Nuclear Weapons: Fact, Fiction and Loose Nukes

Several years ago, I wrote “Ballistic,”  a novel in which an Air Force missile base in Wyoming was attacked by terrorists. The story raised the fear of “loose nukes,” nuclear weapons in the hands of those who would use them. Or, in the shorthand language of flap copy:

A Nuclear Missile…

A Band of Terrorists…

And Only Two People Who Can Prevent Armageddon.

The set-up for the novel was that U.S. Air Force “missileers” — the personnel in underground launch control capsules who enter the codes and turn the keys — doubted their services would ever be used.  Discipline was poor, equipment was obsolete, and the missile silos were vulnerable to attack.

So what’s been in the nuclear weapons news lately?

Nuclear Weapons: Peacekeeper

A U.S. Air Force motivational poster for the missile forces

U.S. Nuclear Weapons: 1960’s Technology

If you watched “60 Minutes” last Sunday, you know the answer. The snarky headline describing the piece in the Huffington Post yesterday screamed: “Soooo Our Nuclear Missiles Are Run By Computers That Still Use 8-Inch Floppy Disks.” (The “60 Minutes video is also there).

“On a recent tour of one of the nation’s Air Force nuclear missile facilities in Wyoming, Leslie Stahl of CBS’ ’60 Minutes’ made the surprising discovery about the archaic state of technology inside the facilities. Dana Meyers, a 23-year-old missileer working at the facility, told Stahl of the floppy disks: ‘I had never seen one of these until I got down in missiles.’

“In the 1960s and 1970s, the U.S. government built several facilities like the one Stahl visited to operate and conceal its Cold War-era Minuteman missiles. Most of the technology hasn’t seen a hint of upgrade since then. For example, the missileers use analog phones for communication, as shown in the CBS report. The computers that would receive a launch order from the president to deploy one of the missiles are Internet-free, bulky and painted a retro-inspired muted yellow.”

The “60 Minutes” piece also showed a drill in which specially trained U.S. commandos attacked a missile silo overrun with “terrorists.” That was exactly what I had written years earlier…although the heroes of “Ballistic” were a lowly, drunken Air Force sergeant and a terrified female psychiatrist who had been tasked with testing the mental state of the missileers. (Yes, that was based on a real study involving the safety of our nuclear weapons).

nuclear weapons

Nuclear Weapons: Can a lowly sergeant prevent terrorists from firing a Minuteman?

Nuclear Weapons Tomfoolery

The CBS story comes hard on the heels of other embarrassments for the Air Force nuclear weapons program.
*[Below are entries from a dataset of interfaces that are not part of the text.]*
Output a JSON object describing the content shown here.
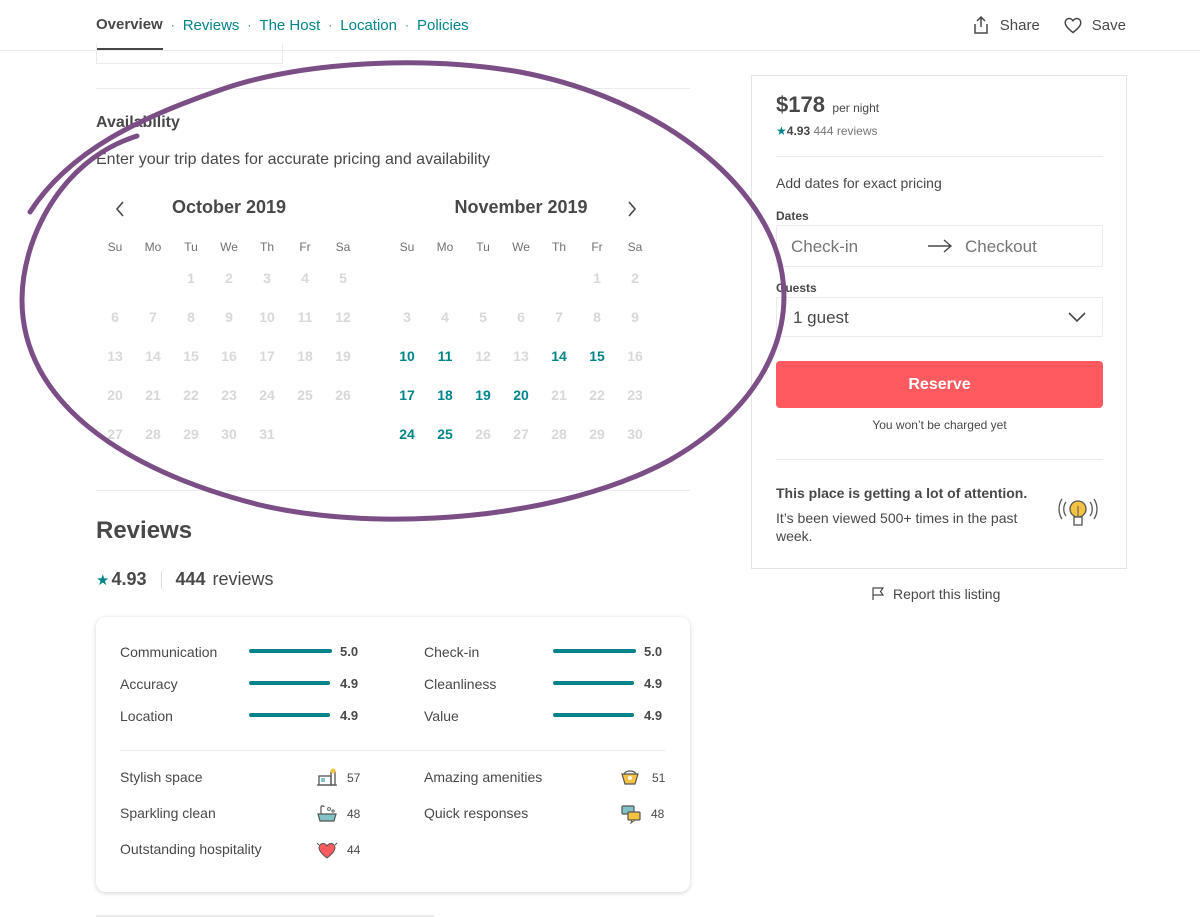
{
  "nav": {
    "tabs": [
      {
        "label": "Overview",
        "active": true
      },
      {
        "label": "Reviews"
      },
      {
        "label": "The Host"
      },
      {
        "label": "Location"
      },
      {
        "label": "Policies"
      }
    ],
    "separator": "·",
    "share_label": "Share",
    "save_label": "Save",
    "share_icon": "share-icon",
    "save_icon": "heart-icon"
  },
  "availability": {
    "title": "Availability",
    "subtitle": "Enter your trip dates for accurate pricing and availability",
    "weekday_labels": [
      "Su",
      "Mo",
      "Tu",
      "We",
      "Th",
      "Fr",
      "Sa"
    ],
    "months": [
      {
        "title": "October 2019",
        "weeks": [
          [
            "",
            "",
            "1",
            "2",
            "3",
            "4",
            "5"
          ],
          [
            "6",
            "7",
            "8",
            "9",
            "10",
            "11",
            "12"
          ],
          [
            "13",
            "14",
            "15",
            "16",
            "17",
            "18",
            "19"
          ],
          [
            "20",
            "21",
            "22",
            "23",
            "24",
            "25",
            "26"
          ],
          [
            "27",
            "28",
            "29",
            "30",
            "31",
            "",
            ""
          ]
        ],
        "available_days": []
      },
      {
        "title": "November 2019",
        "weeks": [
          [
            "",
            "",
            "",
            "",
            "",
            "1",
            "2"
          ],
          [
            "3",
            "4",
            "5",
            "6",
            "7",
            "8",
            "9"
          ],
          [
            "10",
            "11",
            "12",
            "13",
            "14",
            "15",
            "16"
          ],
          [
            "17",
            "18",
            "19",
            "20",
            "21",
            "22",
            "23"
          ],
          [
            "24",
            "25",
            "26",
            "27",
            "28",
            "29",
            "30"
          ]
        ],
        "available_days": [
          "10",
          "11",
          "14",
          "15",
          "17",
          "18",
          "19",
          "20",
          "24",
          "25"
        ]
      }
    ]
  },
  "reviews": {
    "title": "Reviews",
    "star": "★",
    "rating": "4.93",
    "count": "444",
    "count_label": "reviews",
    "categories": [
      {
        "label": "Communication",
        "score": "5.0",
        "value": 5.0
      },
      {
        "label": "Check-in",
        "score": "5.0",
        "value": 5.0
      },
      {
        "label": "Accuracy",
        "score": "4.9",
        "value": 4.9
      },
      {
        "label": "Cleanliness",
        "score": "4.9",
        "value": 4.9
      },
      {
        "label": "Location",
        "score": "4.9",
        "value": 4.9
      },
      {
        "label": "Value",
        "score": "4.9",
        "value": 4.9
      }
    ],
    "highlights": [
      {
        "label": "Stylish space",
        "count": "57",
        "icon": "stylish-space-icon"
      },
      {
        "label": "Amazing amenities",
        "count": "51",
        "icon": "amenities-icon"
      },
      {
        "label": "Sparkling clean",
        "count": "48",
        "icon": "bathtub-icon"
      },
      {
        "label": "Quick responses",
        "count": "48",
        "icon": "chat-bubbles-icon"
      },
      {
        "label": "Outstanding hospitality",
        "count": "44",
        "icon": "heart-icon"
      }
    ]
  },
  "booking": {
    "price": "$178",
    "per_night": "per night",
    "star": "★",
    "rating": "4.93",
    "reviews_text": "444 reviews",
    "add_dates": "Add dates for exact pricing",
    "dates_label": "Dates",
    "checkin_placeholder": "Check-in",
    "checkout_placeholder": "Checkout",
    "guests_label": "Guests",
    "guests_value": "1 guest",
    "reserve_label": "Reserve",
    "charge_note": "You won’t be charged yet",
    "attention_title": "This place is getting a lot of attention.",
    "attention_text": "It’s been viewed 500+ times in the past week.",
    "attention_icon": "lightbulb-icon"
  },
  "report_label": "Report this listing",
  "colors": {
    "teal": "#008489",
    "text": "#484848",
    "disabled_day": "#d8d8d8",
    "reserve": "#ff5a5f",
    "scribble": "#7b4f86"
  }
}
Consider this: missileers were recently cheating on their fitness exams! “Air Force Secretary: 37 Nuclear Missile Launch Officers Involved In Drug, Cheating Scandal”
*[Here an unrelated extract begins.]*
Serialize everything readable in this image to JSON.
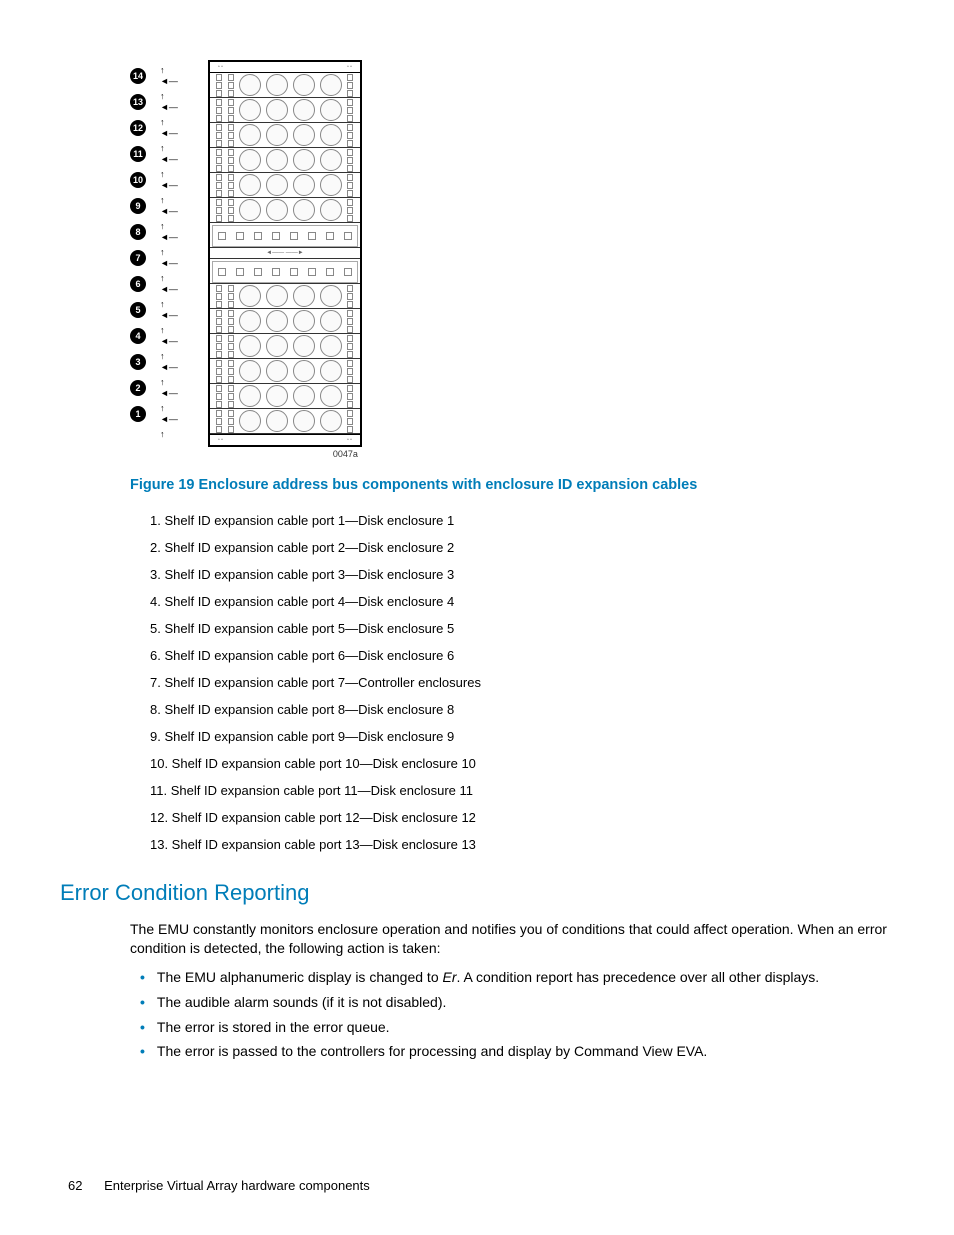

Nuclear Weapons: Silo

I commissioned an illustrator to make this drawing to help me with the logistics of moving U.S. troops and terrorists throughout the Launch Control Capsule and missile silo.

Then there’s this humiliation. Earlier last month, General Michael Carey, the man in charge of all 450 Minuteman missiles was forced to resign after a rowdy, drunken trip to Russia, of all places. As explained by Huffington Post:

“Investigators determined that Carey had engaged in ‘inappropriate behavior,’ including heavy drinking, rudeness to his hosts and associating with “suspect” women, according to the investigative report made public last December.

“After the Russia trip, a member of his delegation lodged a complaint about Carey’s behavior. That person, described as a female staff member in the Office of the Secretary of Defense, asserted to investigators that on the delegation’s first night in Moscow, Carey was drinking and speaking loudly in a hotel lounge about how he was ‘saving the world’ and that his forces suffer from low morale.”

All of which gives me an idea for a new book!

Paul Levine

Paul Levine

Paul Levine

PAUL LEVINE has won the John D. MacDonald fiction award and was nominated for the Edgar, Macavity, International Thriller, Shamus and James Thurber prizes. He wrote 20 episodes of the CBS military drama “JAG” and co-created the Supreme Court drama “First Monday” starring James Garner and Joe Mantegna. “To Speak for the Dead,” an international bestseller featuring lawyer Jake Lassiter, was his first novel. He is also the author of the “Solomon vs. Lord” series. His latest novels are "Bum Rap," a Amazon Number One Bestseller, "Bum Luck" and "Bum Deal." A graduate of Penn State and the University of Miami School of Law, he divides his time between Santa Barbara, CA and Miami, FL.
Paul Levine
Paul Levine